It’s one thing to be the UFC Bantamweight Champion and have the mindset to be prepared for any and all opponents that you may face, but it’s another to transcend a sport and take it to a height that its never been. Ronda Rousey is a gifted athlete who not only competed for the USA in both the 2004 and 2008 Olympics, but was also the first American women ever to medal in the Olympics in the sport of Judo.
Ronda Rousey is the type of person that when she puts her mind to become the best at something, she doesn’t allow anything to distract her or step in her way. After dedicating most of her adolescent life to Judo, Ronda changed courses and and began her amateur MMA career with her first fight taking place in 2010. The choice to gravitate towards MMA wasn’t for the pursuit of fame, money, staring movie roles, or magazine covers. This pursuit was about becoming the best fighter at an entirely different sport and taking WMMA to a new level because of her passion and determination to what she was told couldn’t be done; “Being the first woman in the UFC!”
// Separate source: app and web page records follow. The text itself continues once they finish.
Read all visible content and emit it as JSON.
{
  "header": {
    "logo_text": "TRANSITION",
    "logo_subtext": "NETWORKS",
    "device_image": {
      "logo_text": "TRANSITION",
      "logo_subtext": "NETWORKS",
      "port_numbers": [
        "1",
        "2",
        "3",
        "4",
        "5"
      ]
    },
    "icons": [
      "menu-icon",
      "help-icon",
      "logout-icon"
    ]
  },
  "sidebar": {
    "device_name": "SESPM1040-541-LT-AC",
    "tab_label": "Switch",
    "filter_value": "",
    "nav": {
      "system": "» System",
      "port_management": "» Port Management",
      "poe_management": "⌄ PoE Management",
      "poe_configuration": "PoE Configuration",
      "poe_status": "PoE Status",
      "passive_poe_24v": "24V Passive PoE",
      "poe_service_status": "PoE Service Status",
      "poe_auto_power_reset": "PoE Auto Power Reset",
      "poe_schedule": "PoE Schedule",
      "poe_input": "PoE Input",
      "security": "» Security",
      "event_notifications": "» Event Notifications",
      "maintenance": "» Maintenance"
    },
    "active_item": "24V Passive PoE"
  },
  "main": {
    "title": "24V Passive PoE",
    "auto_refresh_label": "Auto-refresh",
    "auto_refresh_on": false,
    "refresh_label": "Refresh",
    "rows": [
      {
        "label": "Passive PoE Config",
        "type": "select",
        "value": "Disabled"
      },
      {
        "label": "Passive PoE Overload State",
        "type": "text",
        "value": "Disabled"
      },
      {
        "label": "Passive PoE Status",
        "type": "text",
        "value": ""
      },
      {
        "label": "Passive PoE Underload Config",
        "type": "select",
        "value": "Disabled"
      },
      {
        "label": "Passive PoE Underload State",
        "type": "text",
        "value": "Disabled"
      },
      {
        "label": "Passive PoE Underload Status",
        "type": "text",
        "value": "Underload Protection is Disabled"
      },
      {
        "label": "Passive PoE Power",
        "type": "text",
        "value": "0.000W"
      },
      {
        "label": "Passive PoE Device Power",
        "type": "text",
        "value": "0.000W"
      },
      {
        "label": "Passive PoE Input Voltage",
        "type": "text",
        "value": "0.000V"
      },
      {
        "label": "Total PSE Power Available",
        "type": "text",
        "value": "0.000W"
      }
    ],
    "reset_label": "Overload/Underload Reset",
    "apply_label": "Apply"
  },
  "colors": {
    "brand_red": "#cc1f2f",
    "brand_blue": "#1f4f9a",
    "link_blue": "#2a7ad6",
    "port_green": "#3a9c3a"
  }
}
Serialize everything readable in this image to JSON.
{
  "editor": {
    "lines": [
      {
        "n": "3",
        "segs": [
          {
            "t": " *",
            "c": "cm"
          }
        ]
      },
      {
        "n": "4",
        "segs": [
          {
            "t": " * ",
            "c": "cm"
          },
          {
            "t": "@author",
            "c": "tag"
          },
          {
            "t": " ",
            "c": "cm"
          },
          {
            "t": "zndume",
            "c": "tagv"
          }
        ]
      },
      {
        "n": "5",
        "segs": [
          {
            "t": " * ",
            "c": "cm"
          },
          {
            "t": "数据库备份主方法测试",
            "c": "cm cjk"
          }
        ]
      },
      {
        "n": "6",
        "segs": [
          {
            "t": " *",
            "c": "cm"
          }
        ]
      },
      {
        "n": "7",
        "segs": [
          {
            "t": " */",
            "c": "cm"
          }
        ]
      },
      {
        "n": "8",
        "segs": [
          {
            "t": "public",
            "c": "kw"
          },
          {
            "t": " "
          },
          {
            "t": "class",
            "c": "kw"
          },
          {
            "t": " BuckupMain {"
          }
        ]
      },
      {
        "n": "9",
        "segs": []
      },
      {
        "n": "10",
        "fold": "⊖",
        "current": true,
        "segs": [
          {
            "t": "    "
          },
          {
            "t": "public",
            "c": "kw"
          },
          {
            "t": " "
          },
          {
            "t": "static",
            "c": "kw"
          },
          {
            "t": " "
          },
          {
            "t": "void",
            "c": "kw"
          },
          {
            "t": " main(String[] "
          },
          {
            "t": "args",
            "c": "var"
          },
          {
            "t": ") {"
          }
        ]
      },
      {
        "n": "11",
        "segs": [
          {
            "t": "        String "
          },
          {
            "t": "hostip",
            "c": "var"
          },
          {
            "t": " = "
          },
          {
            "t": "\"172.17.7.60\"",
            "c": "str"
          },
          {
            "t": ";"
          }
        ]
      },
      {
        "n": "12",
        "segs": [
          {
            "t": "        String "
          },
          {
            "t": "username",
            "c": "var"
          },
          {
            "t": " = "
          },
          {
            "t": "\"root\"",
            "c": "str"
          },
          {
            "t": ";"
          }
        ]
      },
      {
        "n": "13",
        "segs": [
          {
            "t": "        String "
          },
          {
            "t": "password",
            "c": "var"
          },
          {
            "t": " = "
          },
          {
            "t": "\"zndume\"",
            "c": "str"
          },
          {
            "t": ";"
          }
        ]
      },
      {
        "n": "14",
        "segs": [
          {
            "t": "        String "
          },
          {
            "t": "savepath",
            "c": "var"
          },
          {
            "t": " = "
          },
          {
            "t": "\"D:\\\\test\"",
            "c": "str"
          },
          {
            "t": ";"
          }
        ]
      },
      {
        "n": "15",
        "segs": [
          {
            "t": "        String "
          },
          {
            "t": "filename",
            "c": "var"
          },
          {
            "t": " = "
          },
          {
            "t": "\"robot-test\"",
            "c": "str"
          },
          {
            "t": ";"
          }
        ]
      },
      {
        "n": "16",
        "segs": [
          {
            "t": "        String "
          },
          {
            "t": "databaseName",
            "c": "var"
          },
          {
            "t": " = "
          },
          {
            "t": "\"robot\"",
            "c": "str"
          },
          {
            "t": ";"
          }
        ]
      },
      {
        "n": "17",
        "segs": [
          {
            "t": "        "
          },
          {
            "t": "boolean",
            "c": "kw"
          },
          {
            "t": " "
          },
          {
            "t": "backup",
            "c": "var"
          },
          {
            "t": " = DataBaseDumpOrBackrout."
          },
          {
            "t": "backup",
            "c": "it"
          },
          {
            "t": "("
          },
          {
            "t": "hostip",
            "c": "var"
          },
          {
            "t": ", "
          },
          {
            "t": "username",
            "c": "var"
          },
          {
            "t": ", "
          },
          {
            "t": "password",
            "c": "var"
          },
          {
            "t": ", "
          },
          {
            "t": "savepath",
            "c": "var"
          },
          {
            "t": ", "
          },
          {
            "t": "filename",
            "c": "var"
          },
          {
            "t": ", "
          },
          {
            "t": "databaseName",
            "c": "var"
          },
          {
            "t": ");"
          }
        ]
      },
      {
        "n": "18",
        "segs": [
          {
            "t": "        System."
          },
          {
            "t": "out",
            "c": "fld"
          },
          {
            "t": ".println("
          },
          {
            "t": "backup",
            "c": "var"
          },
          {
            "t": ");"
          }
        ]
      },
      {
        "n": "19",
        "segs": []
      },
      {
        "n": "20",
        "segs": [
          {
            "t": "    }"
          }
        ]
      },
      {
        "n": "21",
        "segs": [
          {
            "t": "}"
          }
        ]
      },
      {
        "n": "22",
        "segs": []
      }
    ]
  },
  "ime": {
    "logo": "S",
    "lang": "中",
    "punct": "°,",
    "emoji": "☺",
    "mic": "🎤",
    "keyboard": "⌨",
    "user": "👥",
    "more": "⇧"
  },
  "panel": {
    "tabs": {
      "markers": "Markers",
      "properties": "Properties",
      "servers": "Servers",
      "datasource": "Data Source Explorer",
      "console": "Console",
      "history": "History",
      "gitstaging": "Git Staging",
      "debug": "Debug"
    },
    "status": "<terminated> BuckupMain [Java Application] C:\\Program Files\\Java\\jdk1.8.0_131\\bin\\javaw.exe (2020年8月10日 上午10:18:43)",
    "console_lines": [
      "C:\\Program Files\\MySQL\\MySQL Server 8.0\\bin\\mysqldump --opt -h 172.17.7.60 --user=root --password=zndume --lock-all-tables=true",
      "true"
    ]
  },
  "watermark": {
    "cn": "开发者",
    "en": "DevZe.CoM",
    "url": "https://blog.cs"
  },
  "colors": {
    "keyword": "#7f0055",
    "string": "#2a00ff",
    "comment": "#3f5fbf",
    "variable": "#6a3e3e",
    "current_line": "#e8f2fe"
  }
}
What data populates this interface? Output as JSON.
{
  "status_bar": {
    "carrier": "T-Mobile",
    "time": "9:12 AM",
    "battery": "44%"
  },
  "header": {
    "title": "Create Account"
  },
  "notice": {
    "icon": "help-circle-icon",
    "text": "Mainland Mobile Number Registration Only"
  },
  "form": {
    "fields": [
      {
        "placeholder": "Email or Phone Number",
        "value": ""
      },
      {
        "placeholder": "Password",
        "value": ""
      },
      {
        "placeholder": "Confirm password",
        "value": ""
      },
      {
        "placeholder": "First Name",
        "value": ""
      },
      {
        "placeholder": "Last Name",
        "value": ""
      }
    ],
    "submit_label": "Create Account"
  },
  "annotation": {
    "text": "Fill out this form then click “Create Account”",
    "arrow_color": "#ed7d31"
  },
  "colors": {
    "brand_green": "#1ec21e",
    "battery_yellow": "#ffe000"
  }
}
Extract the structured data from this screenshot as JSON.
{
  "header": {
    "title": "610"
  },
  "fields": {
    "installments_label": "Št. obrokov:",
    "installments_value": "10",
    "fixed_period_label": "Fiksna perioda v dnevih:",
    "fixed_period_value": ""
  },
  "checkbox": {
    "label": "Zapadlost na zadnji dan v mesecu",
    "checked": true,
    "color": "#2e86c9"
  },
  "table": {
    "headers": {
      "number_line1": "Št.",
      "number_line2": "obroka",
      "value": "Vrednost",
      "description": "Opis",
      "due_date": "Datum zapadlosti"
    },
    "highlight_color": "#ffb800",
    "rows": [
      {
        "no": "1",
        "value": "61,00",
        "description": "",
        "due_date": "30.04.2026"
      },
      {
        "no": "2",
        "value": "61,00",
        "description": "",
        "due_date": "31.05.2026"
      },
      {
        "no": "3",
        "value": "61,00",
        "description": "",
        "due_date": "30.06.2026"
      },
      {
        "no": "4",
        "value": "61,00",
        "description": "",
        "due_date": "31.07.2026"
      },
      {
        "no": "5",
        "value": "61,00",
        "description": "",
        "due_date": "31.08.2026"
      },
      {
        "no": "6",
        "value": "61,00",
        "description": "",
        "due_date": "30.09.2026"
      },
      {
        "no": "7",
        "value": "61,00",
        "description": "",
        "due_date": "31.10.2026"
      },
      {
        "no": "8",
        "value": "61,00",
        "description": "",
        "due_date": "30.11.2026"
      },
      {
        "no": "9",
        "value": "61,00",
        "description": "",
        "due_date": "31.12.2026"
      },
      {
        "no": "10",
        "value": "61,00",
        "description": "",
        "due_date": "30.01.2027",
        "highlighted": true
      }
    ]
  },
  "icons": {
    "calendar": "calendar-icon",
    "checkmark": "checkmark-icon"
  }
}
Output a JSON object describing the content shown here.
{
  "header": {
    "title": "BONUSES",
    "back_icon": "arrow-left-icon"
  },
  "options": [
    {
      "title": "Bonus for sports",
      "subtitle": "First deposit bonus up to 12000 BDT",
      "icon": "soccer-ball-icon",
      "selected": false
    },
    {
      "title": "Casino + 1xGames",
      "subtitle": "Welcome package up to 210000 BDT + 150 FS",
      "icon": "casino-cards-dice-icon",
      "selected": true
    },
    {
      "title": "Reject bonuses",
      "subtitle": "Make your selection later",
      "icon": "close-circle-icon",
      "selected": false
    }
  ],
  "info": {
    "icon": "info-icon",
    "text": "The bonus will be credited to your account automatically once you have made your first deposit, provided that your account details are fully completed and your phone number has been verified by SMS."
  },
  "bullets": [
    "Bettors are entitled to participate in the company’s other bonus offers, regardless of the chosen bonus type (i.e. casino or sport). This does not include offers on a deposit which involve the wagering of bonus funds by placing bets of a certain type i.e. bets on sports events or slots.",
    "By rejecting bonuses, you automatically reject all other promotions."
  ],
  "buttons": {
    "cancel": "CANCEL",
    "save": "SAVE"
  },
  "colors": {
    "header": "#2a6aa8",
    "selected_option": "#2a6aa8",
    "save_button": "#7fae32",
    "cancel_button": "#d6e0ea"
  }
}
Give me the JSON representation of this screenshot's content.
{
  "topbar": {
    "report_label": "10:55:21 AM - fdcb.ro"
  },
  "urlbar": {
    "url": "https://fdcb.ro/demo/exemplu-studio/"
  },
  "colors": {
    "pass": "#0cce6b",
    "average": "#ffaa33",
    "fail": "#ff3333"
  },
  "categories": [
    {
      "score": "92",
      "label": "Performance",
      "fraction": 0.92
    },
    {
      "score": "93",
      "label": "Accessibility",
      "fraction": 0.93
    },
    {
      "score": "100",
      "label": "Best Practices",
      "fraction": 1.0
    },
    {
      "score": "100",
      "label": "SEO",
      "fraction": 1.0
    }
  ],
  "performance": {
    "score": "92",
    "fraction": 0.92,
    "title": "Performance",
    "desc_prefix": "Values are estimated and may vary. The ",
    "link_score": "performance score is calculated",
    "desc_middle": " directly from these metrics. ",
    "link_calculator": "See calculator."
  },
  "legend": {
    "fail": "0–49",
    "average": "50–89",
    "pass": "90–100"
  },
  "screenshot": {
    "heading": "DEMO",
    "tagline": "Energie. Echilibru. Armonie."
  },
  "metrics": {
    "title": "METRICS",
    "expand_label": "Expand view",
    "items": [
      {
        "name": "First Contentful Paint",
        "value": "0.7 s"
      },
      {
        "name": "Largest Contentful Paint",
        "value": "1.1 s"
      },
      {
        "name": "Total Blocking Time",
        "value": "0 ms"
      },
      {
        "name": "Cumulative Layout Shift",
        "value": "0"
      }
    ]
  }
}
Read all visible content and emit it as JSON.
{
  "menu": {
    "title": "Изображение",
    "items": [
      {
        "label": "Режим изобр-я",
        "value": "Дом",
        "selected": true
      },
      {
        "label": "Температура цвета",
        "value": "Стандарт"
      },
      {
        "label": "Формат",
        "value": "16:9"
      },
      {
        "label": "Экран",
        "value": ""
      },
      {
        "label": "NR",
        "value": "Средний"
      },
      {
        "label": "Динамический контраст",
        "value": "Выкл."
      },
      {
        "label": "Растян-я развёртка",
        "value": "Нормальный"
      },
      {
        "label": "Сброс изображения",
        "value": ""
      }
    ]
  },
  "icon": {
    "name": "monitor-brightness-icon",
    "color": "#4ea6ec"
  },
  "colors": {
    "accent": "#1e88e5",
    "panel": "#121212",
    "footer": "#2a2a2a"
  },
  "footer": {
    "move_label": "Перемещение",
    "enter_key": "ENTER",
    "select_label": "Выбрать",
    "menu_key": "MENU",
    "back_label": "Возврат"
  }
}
There is no one single thing or a recipe to follow to bring WMMA to the UFC, mostly because the recipe hadn’t been written yet. This is why women such as Gina Carano, Julie Kedzie, and Marloes Coenen deserve the utmost respect as pioneers of WMMA and for everything they have done as they created new opportunities for future female fighters. Every woman that fights in the amateur or professional ranks has been inspired in one way or another by these women.
Now, each and every woman that has signed or fought in the UFC has become part of the movement to take WMMA higher and higher. They are all apart of something special and their contributions are helping bring even more women into the UFC. Ronda has conveyed her respect on many occasions for the pioneers of WMMA and in turn so have people like Gina Carano with regards to Ronda being the new face of WMMA.
In August when Ronda learned that a fight between her sparring partner Diana Prazak and Swedish boxer Frida Wallberg ended with Frida being hospitalize and in coma, Ronda decided that she wanted to help and make a difference. Ronda donated several of her personal apparel items for an auction to help raise funds for Frida’s medical bills, although she had never even met Frida before. Why would Ronda hold an auction for a Swedish boxer that she had never even met you might ask? Because real leaders go out of their way to help other people and to do what is right, not only what is expected of them. She genuinely believes in giving back to the community and helping those achieve their dreams much like she has.
“It’s not your purpose in life to be happy, it’s your purpose in life to leave the world better than how you found it. I’m trying to do that.”
Ronda has a very distinct personality where she will say exactly whats on her mind, which sets her apart from those that say and do what the mainstream media is expecting of them. She advocates for a healthy lifestyle to better ones self-esteem rather then the artificial cosmetic reasons society has grown a custom to. Watch as Phoenix Carnevale asked Ronda about some of these things in the video below.
“And that’s one of the reasons for this shoot. I specifically got heavy for it. I was 143 for the ESPN Body shoot and I was 151 for the Maxim shoot and I did it on purpose. Because when I was 14, my idea of – the standard that I held to look like was what I perceived the guys my age to want. And I saw all of them reading Maxim and I never looked like any of those girls.”
Being one of the biggest names in Mixed Martial Arts also carries great responsibility. Ronda left home for the filming of The Ultimate Fighter 18 in May and filmed the show until leading right into the UFC Fan Expo on July 6-7 at Mandalay Bay in Las Vegas. From there Ronda went on a UFC World Media tour promoting the next four major UFC Fight events taking us up to the final event of the year UFC 168 where she is fighting Miesha Tate as the co-main event of Silva Vs. Wiedman 2. Not to mention all of the talk shows, interviews and photo sets that came during that time as well. All of these are a result of her hard work and personal success, but fulfilling these opportunities gives her a chance to be heard and connect with those who see her as a role model for WMMA.
“Research indicates MMA’s worldwide fan base is bigger than MLB’s, and that Ronda Rousey is a “breakthrough” celebrity.”
When all is said and done, none of this growth would be possible without the fans. The fans are the ones that engage daily in social media debates, purchase the event tickets, and buy the merchandise. They are the ones that help create awareness through interactions, the ones that are the driving force behind the meteoric rise of MMA & WMMA. Unlike any other sport, MMA has the closest relationship between the athletes and their fans. It is great to see just how many MMA fans support their fighter as if they were going into battle with them. This is probably why most people who are invested in MMA, speak so passionately about it. They feel they are a part of something big, something special. WMMA is more than just a sport, it is a movement. Which is why we have to give credit where credit is due, to the pioneers of WMMA. Without their sacrifices and contributions, none of this would be possible.